In many ways it is almost poetic that the film's release was delayed by a couple of years. In the interval the band saw fit to record an album of new material, but perhaps more importantly the period between the planned screening in Leytonstone in 2020 and last night's event spanned some of the most bizarre events in British political history... yet more confirmation that the Neurotics knew... don't argue!
From arrival in London, specifically, The Blue Posts in Newman Street, through to entering the hallowed depths of the 100 Club there was a wonderful atmosphere, a sense of solidarity... 300 or so people crammed into an Oxford Street basement with aligned values at a time when elements of the press inform the public that a woke generation are about to destroy everything we stand for as a nation.
The film is brilliant, all credit to Luke Baker for this extraordinary achievement. There was a comment from someone in the film, sorry I forget who, that said that Harlow was just waiting for punk to happen. Whilst unfortunately I was not witness to the development of the 'Stortbeat' scene (being 1) too young and 2) in a different part of the country), I think that the real achievement of punk lies in a local and independent meeting of minds and bands, venues etc etc.
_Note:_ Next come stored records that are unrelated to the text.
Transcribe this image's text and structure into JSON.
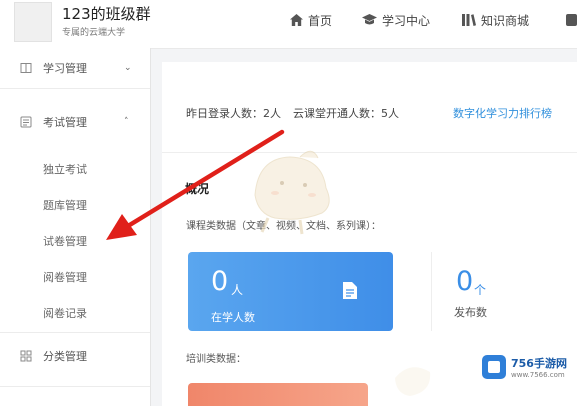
{
  "header": {
    "title": "123的班级群",
    "subtitle": "专属的云端大学",
    "nav": [
      {
        "label": "首页",
        "icon": "home-icon"
      },
      {
        "label": "学习中心",
        "icon": "graduation-cap-icon"
      },
      {
        "label": "知识商城",
        "icon": "library-icon"
      }
    ]
  },
  "sidebar": {
    "learning": {
      "label": "学习管理",
      "icon": "book-icon"
    },
    "exam": {
      "label": "考试管理",
      "icon": "exam-icon"
    },
    "exam_children": [
      "独立考试",
      "题库管理",
      "试卷管理",
      "阅卷管理",
      "阅卷记录"
    ],
    "category": {
      "label": "分类管理",
      "icon": "grid-icon"
    }
  },
  "stats": {
    "yesterday_login": "昨日登录人数：2人",
    "cloud_class_users": "云课堂开通人数：5人",
    "ranking_link": "数字化学习力排行榜"
  },
  "overview": {
    "title": "概况",
    "course_label": "课程类数据（文章、视频、文档、系列课）：",
    "learners": {
      "value": "0",
      "unit": "人",
      "caption": "在学人数",
      "icon": "document-icon"
    },
    "published": {
      "value": "0",
      "unit": "个",
      "caption": "发布数"
    },
    "training_label": "培训类数据："
  },
  "watermark": {
    "brand": "756手游网",
    "site": "www.7566.com"
  },
  "colors": {
    "accent_blue": "#3f8ee8",
    "link_blue": "#2f8fdc",
    "arrow_red": "#e0201a",
    "orange": "#f0866a"
  }
}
As was evident in the pub and later in the 100 Club the bonds and friendships formed way back then endure to this day. You cannot ask for better than that!
These days I limit my filming of gigs, it annoys people (although I can honestly say that if ever I do record something it is never impinges on other punters view of the stage!) and I get it. However, occasionally, the event warrants it and this was one such case. Last weekend Gunta and I saw Steve play a solo gig at The Hare pub in Harlow. That afternoon he discussed the inspiration behind the song 'This Fragile Life', a Harlow resident revealed to be a lady named Maggie Reynolds who died in poverty in the early 1980's. Last night, the song, as important in my mind as 'Kick Out The Tories' or 'Living With Unemployment' had a 'Repercussions' makeover with the introduction of brass (not to forget a second guitarist by the name of Leigh!).
All in all, a brilliant night of positive affirmation that things can get better!